Andrée F. Maheux, Stéphanie Brodeur, Ève Bérubé, Dominique K. Boudreau, Jehane Y. Abed, Maurice Boissinot, Luc Bissonnette, Michel G. Bergeron
Journal of microbiological methods 2018 v.154 pp. 134-140
Escherichia albertii, bacteria, feces, fermentation, isolation techniques, lactose, pathogenicity, phenotype, polymerase chain reaction, species identification
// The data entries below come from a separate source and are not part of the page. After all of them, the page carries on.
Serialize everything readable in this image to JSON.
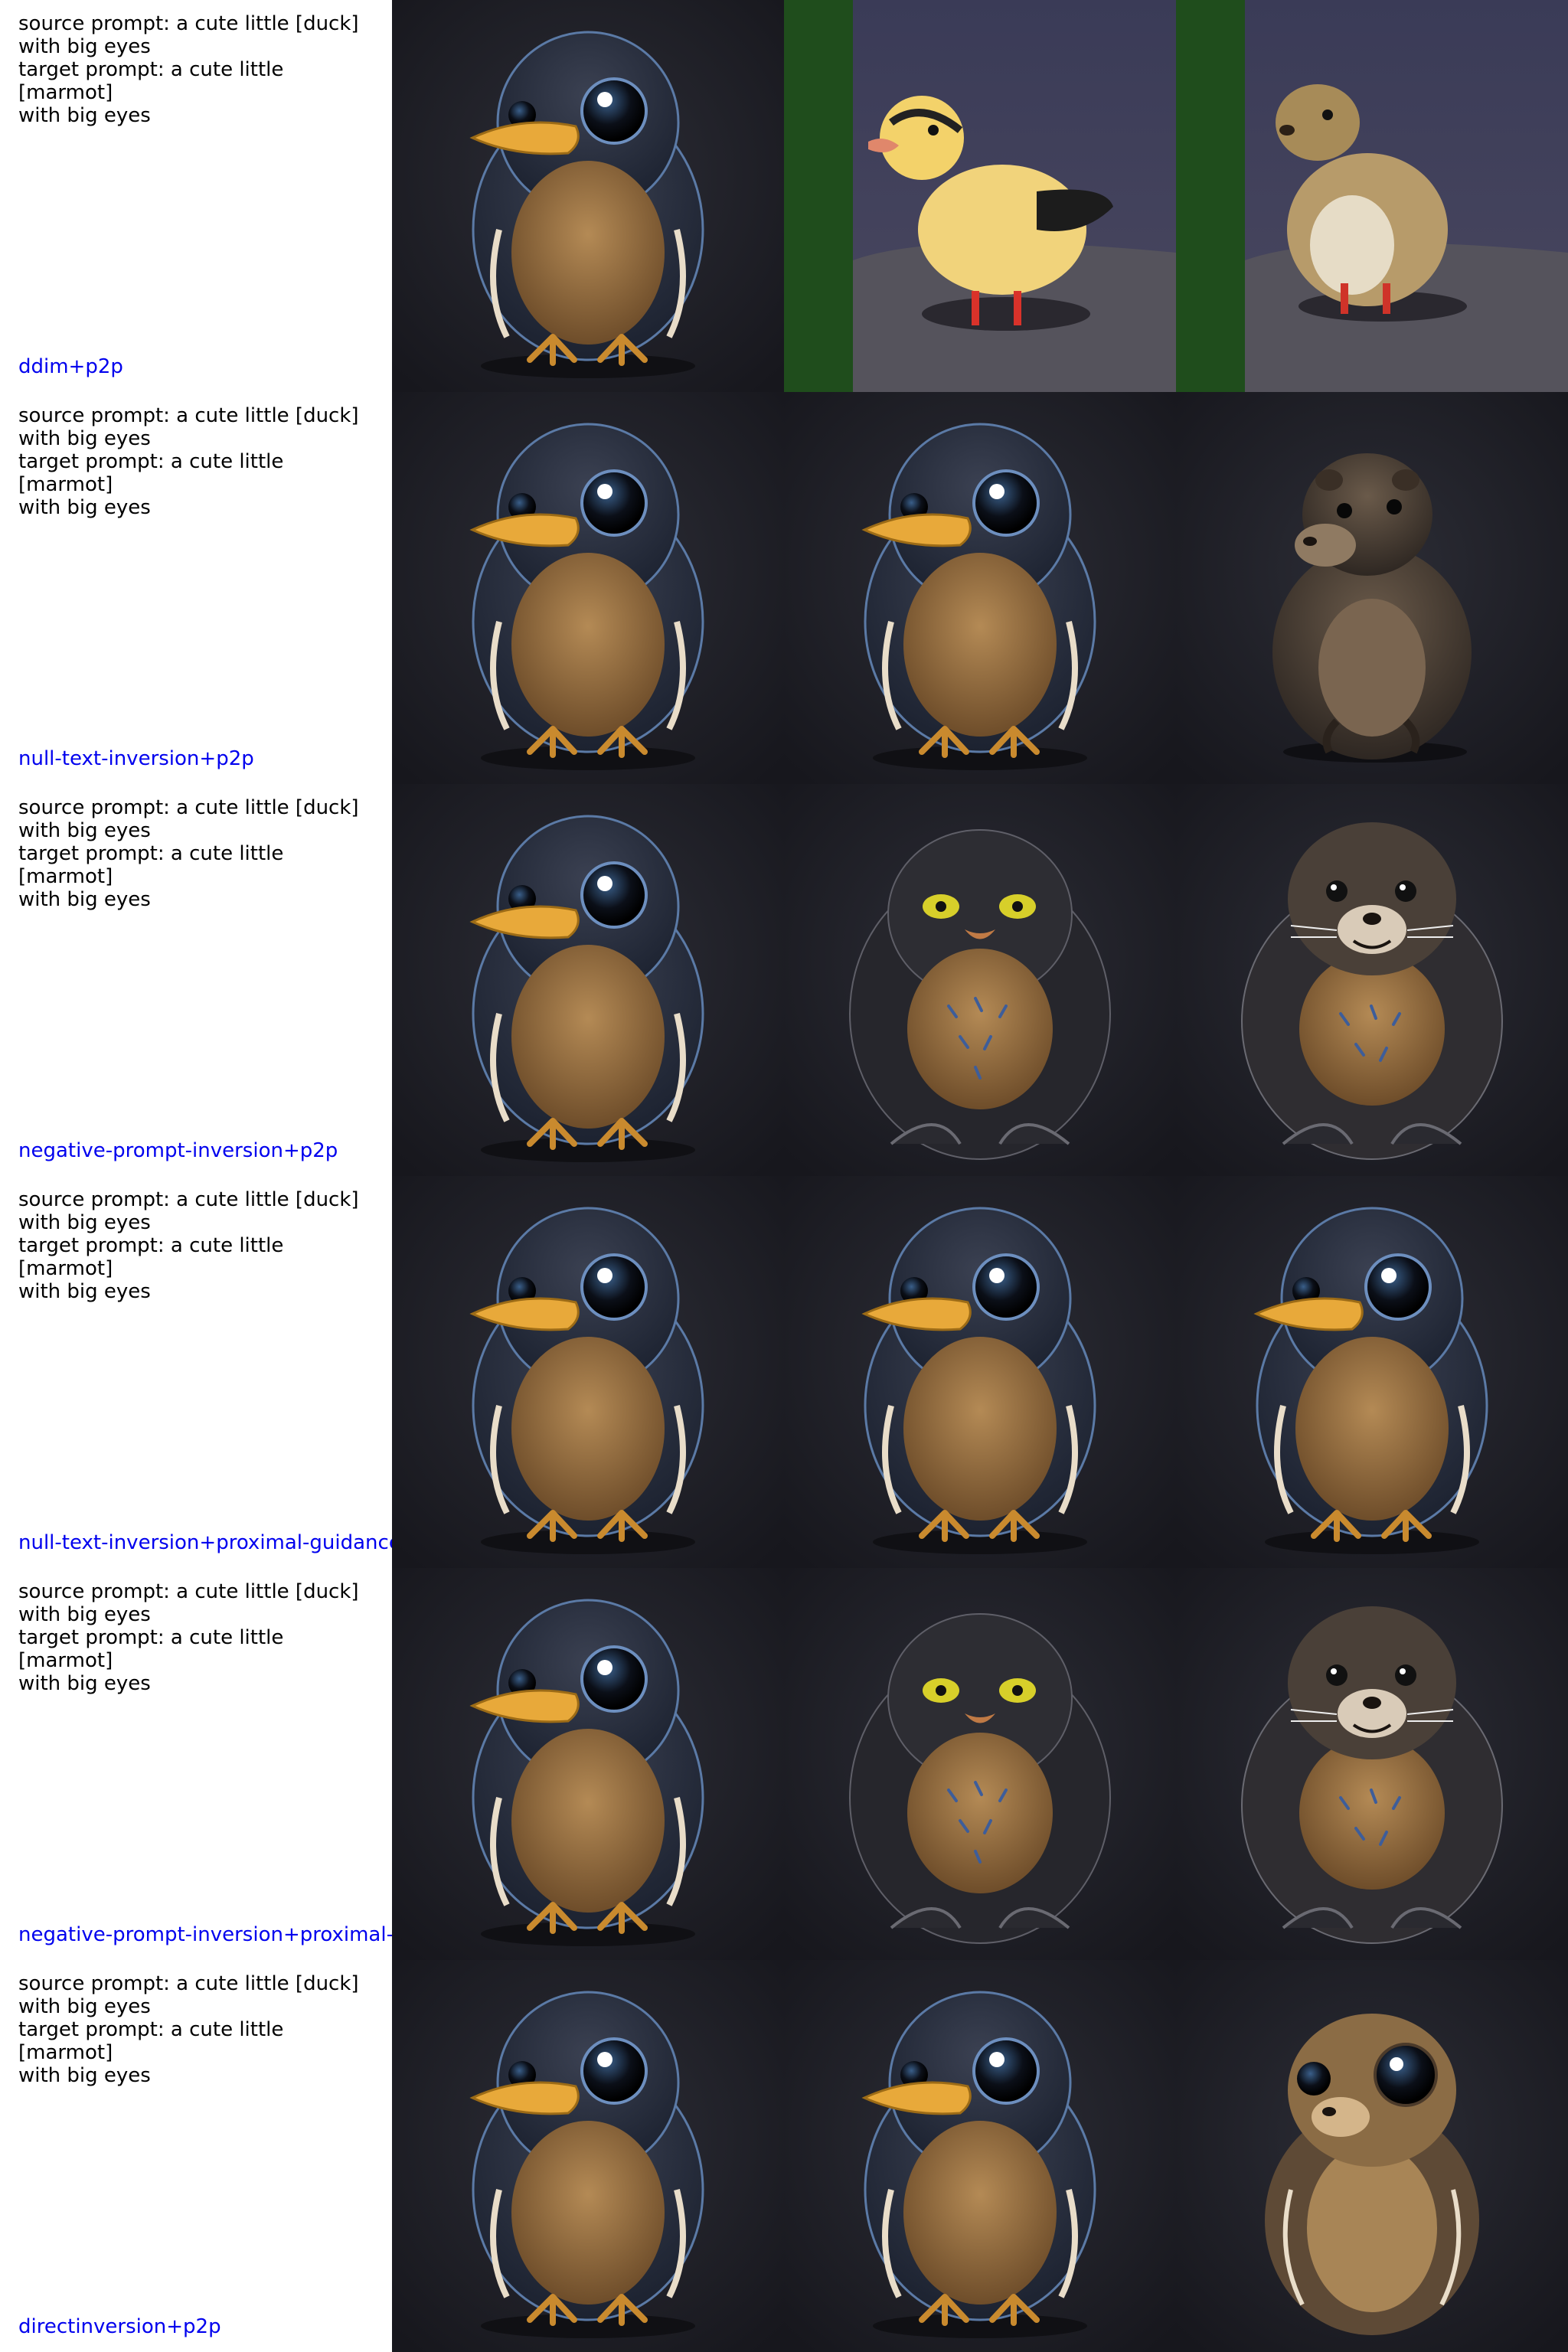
{
  "rows": [
    {
      "method": "ddim+p2p",
      "source_prompt": [
        "source prompt: a cute little [duck]",
        "with big eyes"
      ],
      "target_prompt": [
        "target prompt: a cute little [marmot]",
        "with big eyes"
      ],
      "images": [
        "source-duck-cartoon",
        "reconstruction-real-duck",
        "edited-real-marmot"
      ]
    },
    {
      "method": "null-text-inversion+p2p",
      "source_prompt": [
        "source prompt: a cute little [duck]",
        "with big eyes"
      ],
      "target_prompt": [
        "target prompt: a cute little [marmot]",
        "with big eyes"
      ],
      "images": [
        "source-duck-cartoon",
        "reconstruction-duck-cartoon",
        "edited-marmot-realistic"
      ]
    },
    {
      "method": "negative-prompt-inversion+p2p",
      "source_prompt": [
        "source prompt: a cute little [duck]",
        "with big eyes"
      ],
      "target_prompt": [
        "target prompt: a cute little [marmot]",
        "with big eyes"
      ],
      "images": [
        "source-duck-cartoon",
        "reconstruction-dark-bird",
        "edited-marmot-cartoon"
      ]
    },
    {
      "method": "null-text-inversion+proximal-guidance",
      "source_prompt": [
        "source prompt: a cute little [duck]",
        "with big eyes"
      ],
      "target_prompt": [
        "target prompt: a cute little [marmot]",
        "with big eyes"
      ],
      "images": [
        "source-duck-cartoon",
        "reconstruction-duck-cartoon",
        "edited-duck-cartoon"
      ]
    },
    {
      "method": "negative-prompt-inversion+proximal-g",
      "source_prompt": [
        "source prompt: a cute little [duck]",
        "with big eyes"
      ],
      "target_prompt": [
        "target prompt: a cute little [marmot]",
        "with big eyes"
      ],
      "images": [
        "source-duck-cartoon",
        "reconstruction-dark-bird",
        "edited-marmot-cartoon"
      ]
    },
    {
      "method": "directinversion+p2p",
      "source_prompt": [
        "source prompt: a cute little [duck]",
        "with big eyes"
      ],
      "target_prompt": [
        "target prompt: a cute little [marmot]",
        "with big eyes"
      ],
      "images": [
        "source-duck-cartoon",
        "reconstruction-duck-cartoon",
        "edited-marmot-big-eyes"
      ]
    }
  ],
  "colors": {
    "method_label": "#0000ee",
    "prompt_text": "#000000",
    "image_background": "#1f1f26"
  }
}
Initially, Escherichia albertii has been described as a non-lactose fermenting bacterium and methods used to isolate it were first based on this phenotypic property. However, a recent study showed a variable lactose fermentation phenotype for E. albertii suggesting that this microorganism could have been underestimated by previous studies using isolation methods based on lactose fermentation. In this study, we present a method for the isolation and identification of both lactose fermenting and non-fermenting-E. albertii cells in stool samples, said method combining culture and isolation on mEA agar, an indole test, as well as an E. albertii-specific PCR assay for formal species identification. The ability of the procedure to detect E. albertii strains was verified using 19 E. albertii strains and 132 non-E. albertii strains representing 88 species of different origins majoritary belonging to the Enterobacteriaceae family. All indole-positive white colonies grown on mEA agar were subjected to E. albertii-specific PCR amplification; all E. albertii strains tested were detected with this assay and none of the non-E. albertii strains tested was detected. To demonstrate the ability of the procedure to directly detect E. albertii in stool samples, E. albertii-inoculated stools were tested and for all inoculated samples, E. albertii colonies were easily detected and identified. The present study provides a method enable to recover both lactose-fermenting and -non-fermenting E. albertii strains from clinical samples. This method could help to provide a better portrait of the prevalence and pathogenicity of E. albertii in clinical samples.